$$\bf{Find~ a~ basis~ for~ V~ that~ includes ~the ~vectors~ \begin{pmatrix}1\\2\\3\\4\end{pmatrix}~ and ~\begin{pmatrix}0\\3\\2\\1\end{pmatrix}.}$$

The way to proceed is to add a known (and preferably simple) basis to the vectors given, thus we consider

$v_{1}=\begin{pmatrix}1\\2\\3\\4\end{pmatrix},v_{2}=\begin{pmatrix}0\\3\\2\\1\end{pmatrix},e_{1}=\begin{pmatrix}1\\0\\0\\0\end{pmatrix},e_{2}=\begin{pmatrix}0\\1\\0\\0\end{pmatrix},e_{3}=\begin{pmatrix}0\\0\\1\\0\end{pmatrix},e_{4}=\begin{pmatrix}0\\0\\0\\1\end{pmatrix}.$

The last four vectors are clearly a basis (make sure you understand this....) and are called the $$\textit {canonical basis}$$. We want to keep $$v_{1}$$ and $$v_{2}$$ but find a way to turf out two of the vectors in the canonical basis leaving us a basis of four vectors.

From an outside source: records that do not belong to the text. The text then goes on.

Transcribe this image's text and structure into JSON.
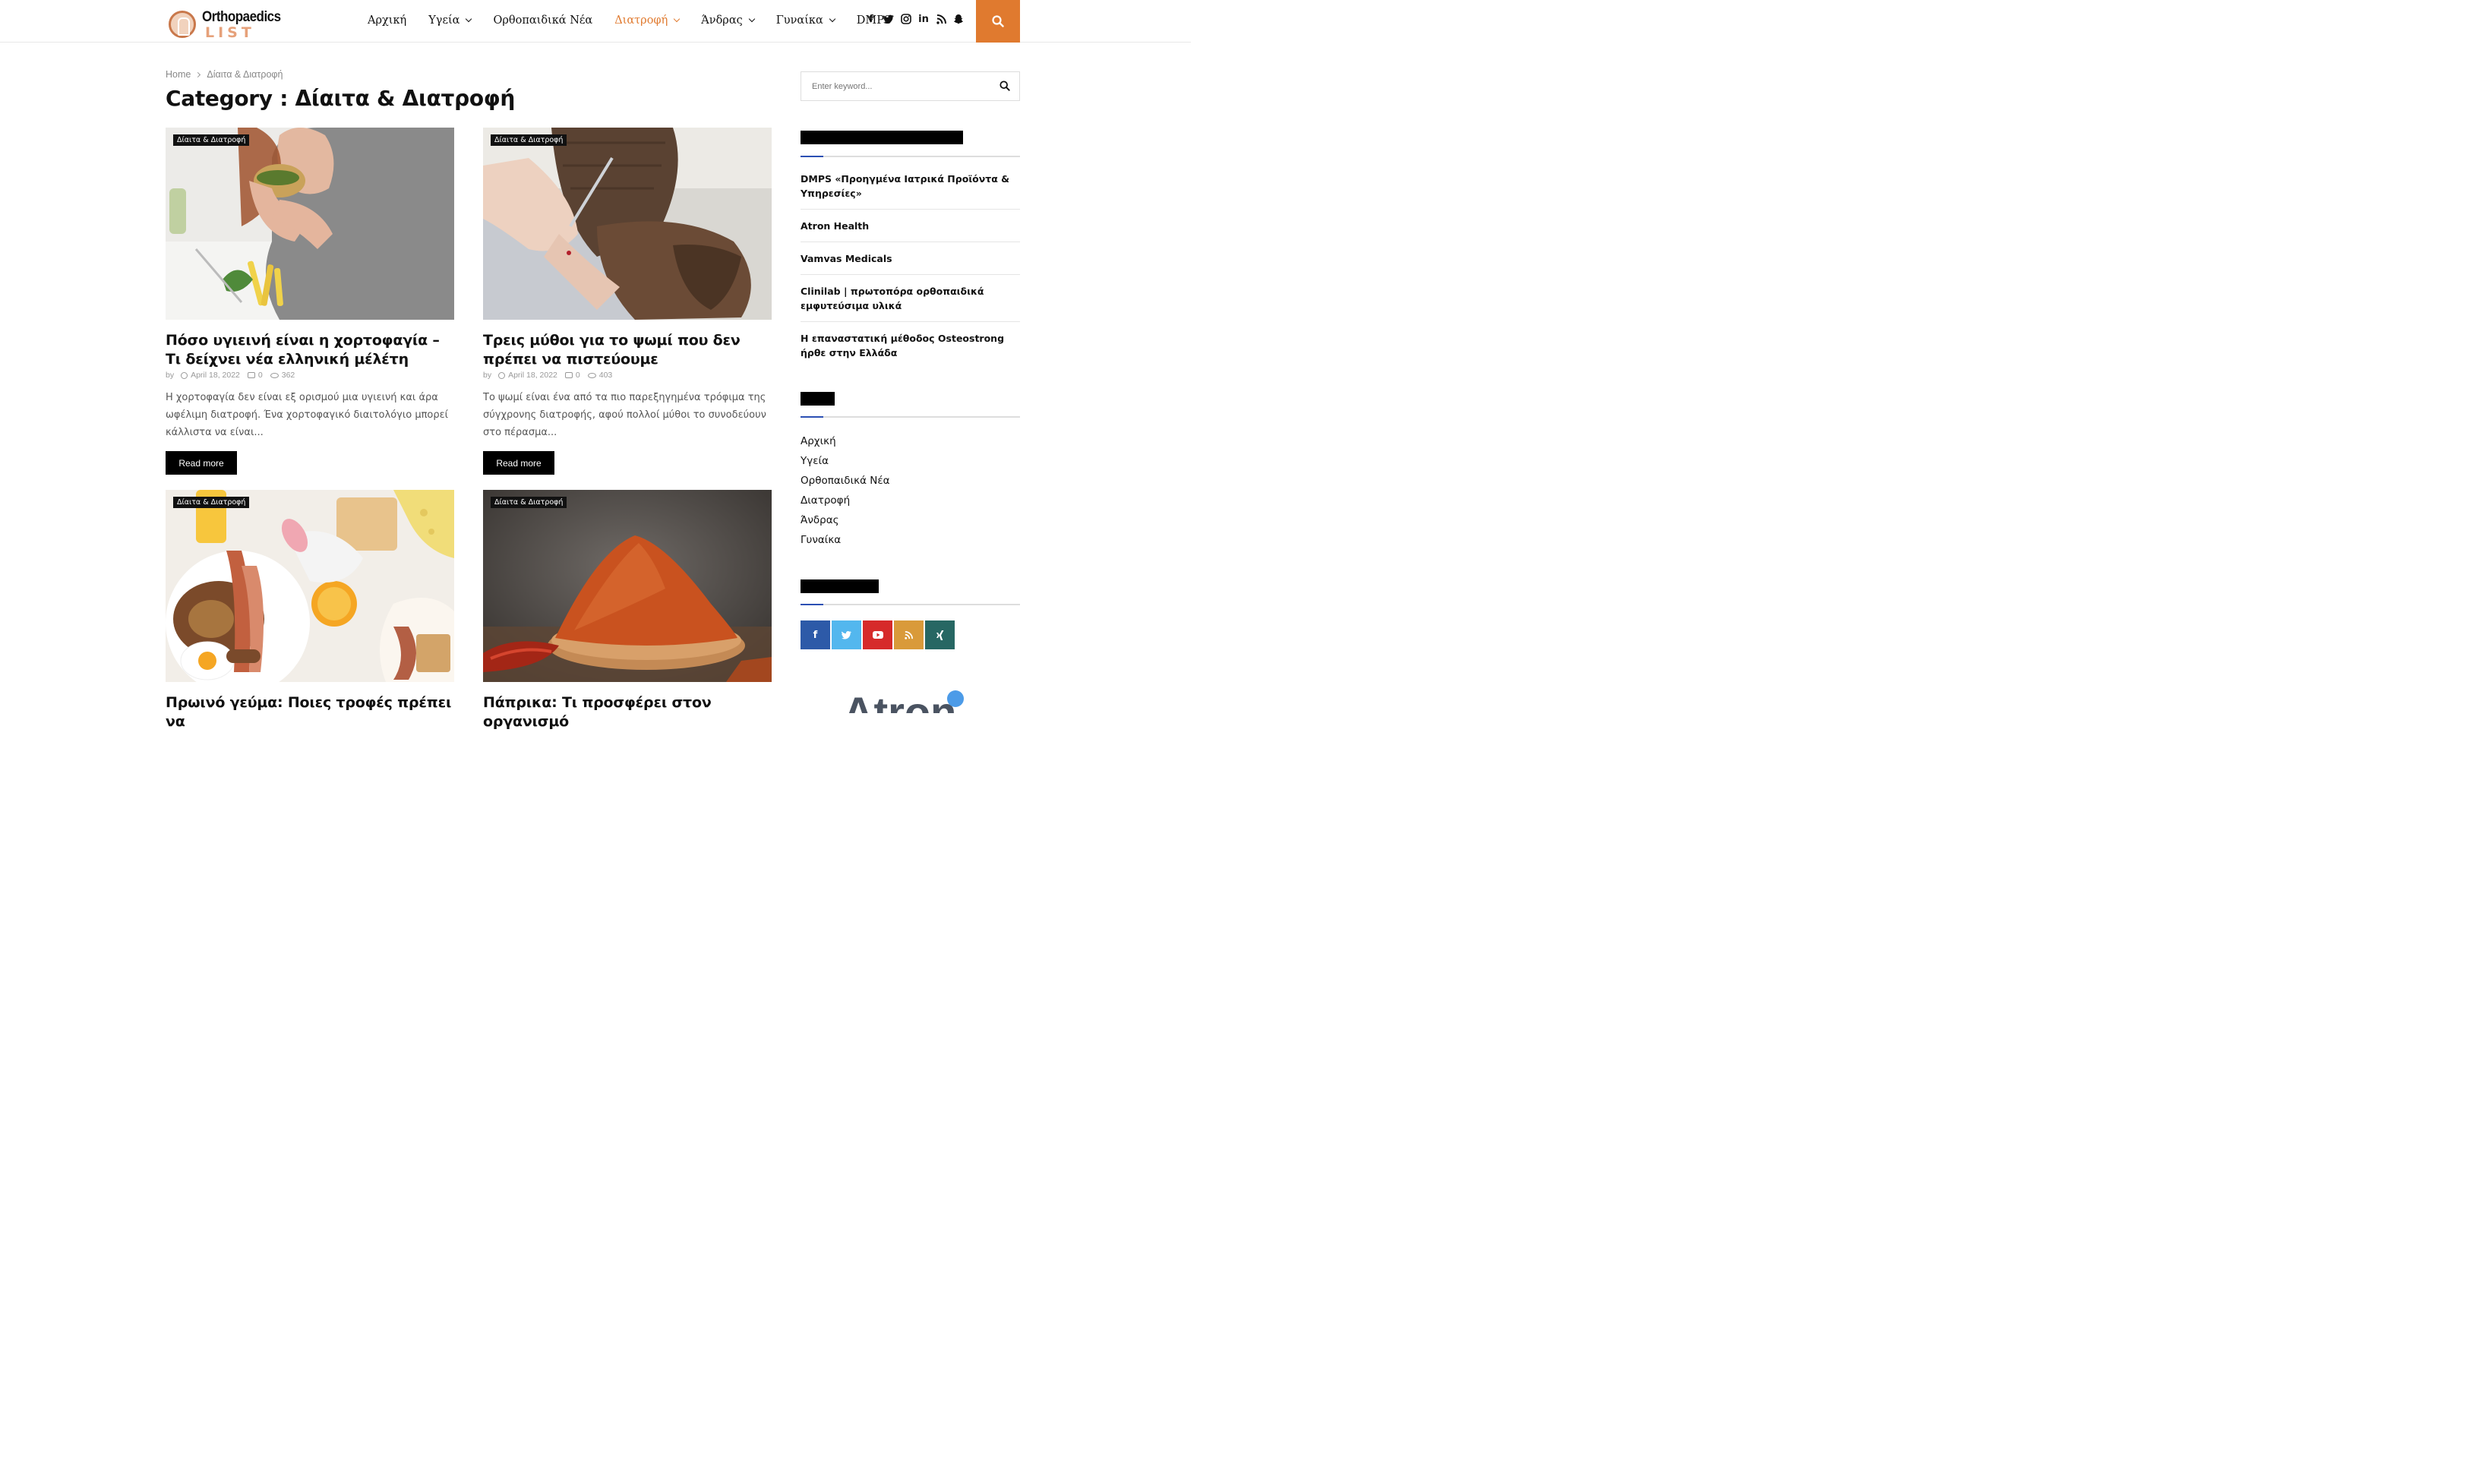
{
  "header": {
    "logo_top": "Orthopaedics",
    "logo_bottom": "LIST",
    "nav": [
      {
        "label": "Αρχική",
        "dropdown": false,
        "active": false
      },
      {
        "label": "Υγεία",
        "dropdown": true,
        "active": false
      },
      {
        "label": "Ορθοπαιδικά Νέα",
        "dropdown": false,
        "active": false
      },
      {
        "label": "Διατροφή",
        "dropdown": true,
        "active": true
      },
      {
        "label": "Άνδρας",
        "dropdown": true,
        "active": false
      },
      {
        "label": "Γυναίκα",
        "dropdown": true,
        "active": false
      },
      {
        "label": "DMPS",
        "dropdown": false,
        "active": false
      }
    ],
    "social_icons": [
      "facebook-icon",
      "twitter-icon",
      "instagram-icon",
      "linkedin-icon",
      "rss-icon",
      "snapchat-icon"
    ],
    "accent_color": "#e07a2f"
  },
  "breadcrumb": {
    "home": "Home",
    "current": "Δίαιτα & Διατροφή"
  },
  "page_title": "Category : Δίαιτα & Διατροφή",
  "articles": [
    {
      "category": "Δίαιτα & Διατροφή",
      "title": "Πόσο υγιεινή είναι η χορτοφαγία – Τι δείχνει νέα ελληνική μέλέτη",
      "by": "by",
      "date": "April 18, 2022",
      "comments": "0",
      "views": "362",
      "excerpt": "Η χορτοφαγία δεν είναι εξ ορισμού μια υγιεινή και άρα ωφέλιμη διατροφή. Ένα χορτοφαγικό διαιτολόγιο μπορεί κάλλιστα να είναι...",
      "read_more": "Read more",
      "image": "woman-eating-burger"
    },
    {
      "category": "Δίαιτα & Διατροφή",
      "title": "Τρεις μύθοι για το ψωμί που δεν πρέπει να πιστεύουμε",
      "by": "by",
      "date": "April 18, 2022",
      "comments": "0",
      "views": "403",
      "excerpt": "Το ψωμί είναι ένα από τα πιο παρεξηγημένα τρόφιμα της σύγχρονης διατροφής, αφού πολλοί μύθοι το συνοδεύουν στο πέρασμα...",
      "read_more": "Read more",
      "image": "cutting-rye-bread"
    },
    {
      "category": "Δίαιτα & Διατροφή",
      "title": "Πρωινό γεύμα: Ποιες τροφές πρέπει να",
      "image": "breakfast-table"
    },
    {
      "category": "Δίαιτα & Διατροφή",
      "title": "Πάπρικα: Τι προσφέρει στον οργανισμό",
      "image": "paprika-bowl"
    }
  ],
  "sidebar": {
    "search_placeholder": "Enter keyword...",
    "popular": [
      "DMPS «Προηγμένα Ιατρικά Προϊόντα & Υπηρεσίες»",
      "Atron Health",
      "Vamvas Medicals",
      "Clinilab | πρωτοπόρα ορθοπαιδικά εμφυτεύσιμα υλικά",
      "Η επαναστατική μέθοδος Osteostrong ήρθε στην Ελλάδα"
    ],
    "categories": [
      "Αρχική",
      "Υγεία",
      "Ορθοπαιδικά Νέα",
      "Διατροφή",
      "Άνδρας",
      "Γυναίκα"
    ],
    "follow": [
      {
        "icon": "facebook-icon",
        "glyph": "f",
        "color": "#2d5aa8"
      },
      {
        "icon": "twitter-icon",
        "glyph": "t",
        "color": "#53b7ee"
      },
      {
        "icon": "youtube-icon",
        "glyph": "▶",
        "color": "#d62a2a"
      },
      {
        "icon": "rss-icon",
        "glyph": "◎",
        "color": "#d99a3a"
      },
      {
        "icon": "xing-icon",
        "glyph": "✕",
        "color": "#276763"
      }
    ],
    "ad_peek": "Atron"
  }
}
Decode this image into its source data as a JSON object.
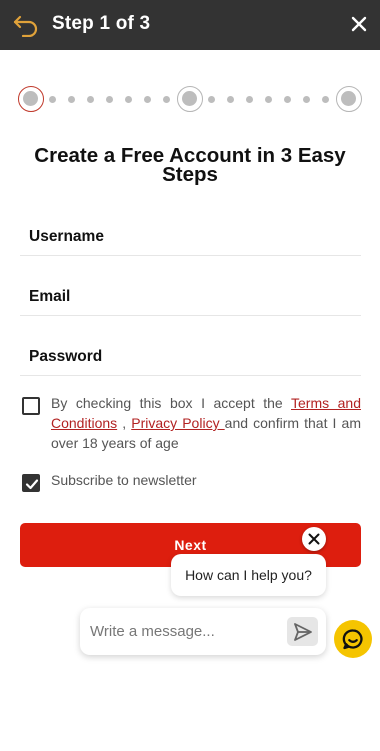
{
  "header": {
    "title": "Step 1 of 3",
    "back_icon": "back-arrow-icon",
    "close_icon": "close-icon"
  },
  "stepper": {
    "total_steps": 3,
    "current_step": 1,
    "active_color": "#c0392b"
  },
  "form": {
    "title": "Create a Free Account in 3 Easy Steps",
    "username_label": "Username",
    "email_label": "Email",
    "password_label": "Password",
    "terms": {
      "checked": false,
      "text_before": "By checking this box I accept the ",
      "terms_link": "Terms and Conditions",
      "separator": " , ",
      "privacy_link": "Privacy Policy ",
      "text_after": "and confirm that I am over 18 years of age"
    },
    "newsletter": {
      "checked": true,
      "label": "Subscribe to newsletter"
    },
    "next_label": "Next"
  },
  "chat": {
    "greeting": "How can I help you?",
    "placeholder": "Write a message...",
    "close_icon": "close-icon",
    "send_icon": "send-icon",
    "launcher_icon": "chat-bubble-icon",
    "launcher_color": "#f5c400"
  },
  "colors": {
    "header_bg": "#333333",
    "accent": "#dd1e0e",
    "link": "#b22222"
  }
}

To do that, we have to study linear independence, or in other words a linear system problem defined by

$$0=\alpha_{1} e_{1} + \alpha_{2} e_{2} + \alpha_{3} v_{1} + \alpha_{4} v_{2} + \alpha_{5} e_{3} + \alpha_{6} e_{4} \, .$$

We want to find solutions for the $$\alpha's$$ which allow us to determine two of the $$e's$$. For that we use an augmented matrix

$$\left(\begin{array}{cccccc|c}1&0&1&0&0&0&0\\2&3&0&1&0&0&0\\3&2&0&0&1&0&0\\4&1&0&0&0&1&0\end{array}\right)\, .$$

Next comes a bunch of row operations. Note that we have dropped the last column of zeros since it has no information--you can fill in the row operations used above the $$\sim$$'s as an exercise:

$$\begin{pmatrix}1&0&1&0&0&0\\2&3&0&1&0&0\\3&2&0&0&1&0\\4&1&0&0&0&1\end{pmatrix}\sim\begin{pmatrix}1&0&1&0&0&0\\0&3&3&1&0&0\\0&2&2&0&1&0\\0&1&1&0&0&1\end{pmatrix}$$

$$\sim\begin{pmatrix}1&0&1&0&0&0\\0&1&1&2&0&0\\0&2&2&0&1&0\\0&1&1&0&0&1\end{pmatrix}\sim\begin{pmatrix}1&0&1&0&0&0\\0&1&1&2&0&0\\0&0&0&1&1&0\\0&0&0&3&0&1\end{pmatrix}$$

$$\sim\begin{pmatrix}1&0&1&0&0&0\\0&1&1&0&3&0\\0&0&0&1&1&0\\0&0&0&0&2&1\end{pmatrix}\sim\begin{pmatrix}1&0&1&0&0&0\\0&1&1&0&3&0\\0&0&0&1&1&0\\0&0&0&0&1&3\end{pmatrix}$$

$$\sim\begin{pmatrix}\underline1&0&1&0&0&0\\0&\underline1&1&0&0&1\\0&0&0&\underline1&0&2\\0&0&0&0&\underline1&3\end{pmatrix}$$

The pivots are underlined. The columns corresponding to non-pivot variables are the ones that can be eliminated--their coefficients (the $$\alpha$$'s) will be arbitrary, so set them all to zero save for the one next to the vector you are solving for which can be taken to be unity. Thus that vector can certainly be expressed in terms of previous ones. Hence, altogether, our basis is

$$\left\{\begin{pmatrix}1\\2\\3\\4\end{pmatrix} \, , \begin{pmatrix}0\\3\\2\\1\end{pmatrix} ,\begin{pmatrix}0\\1\\0\\0\end{pmatrix} ,\begin{pmatrix}0\\0\\1\\0\end{pmatrix}\right\}\, .$$

Finally, as a check, note that $$e_{1}=v_{1}+v_{2}$$ which explains why we had to throw it away.

Hint for Review Problem 2

Since there are two possible values for each entry, we have $$|B^{n}| = 2^{n}$$. We note that $$\dim B^{n} = n$$ as well. Explicitly we have $$B^{1} = {(0), (1)}$$ so there is only 1 basis for $$B^{1}$$. Similarly we have

$$B^{2}=\left\{\begin{pmatrix}0\\0\end{pmatrix} \, , \begin{pmatrix}1\\0\end{pmatrix} ,\begin{pmatrix}0\\1\end{pmatrix} ,\begin{pmatrix}1\\1\end{pmatrix}\right\}\, .$$

and so choosing any two non-zero vectors will form a basis. Now in general we note that we can build up a basis $${e_{i}}$$ by arbitrarily (independently) choosing the first $$i-1$$ entries, then setting the $$i$$-th entry to $$1$$ and all higher entries to $$0$$.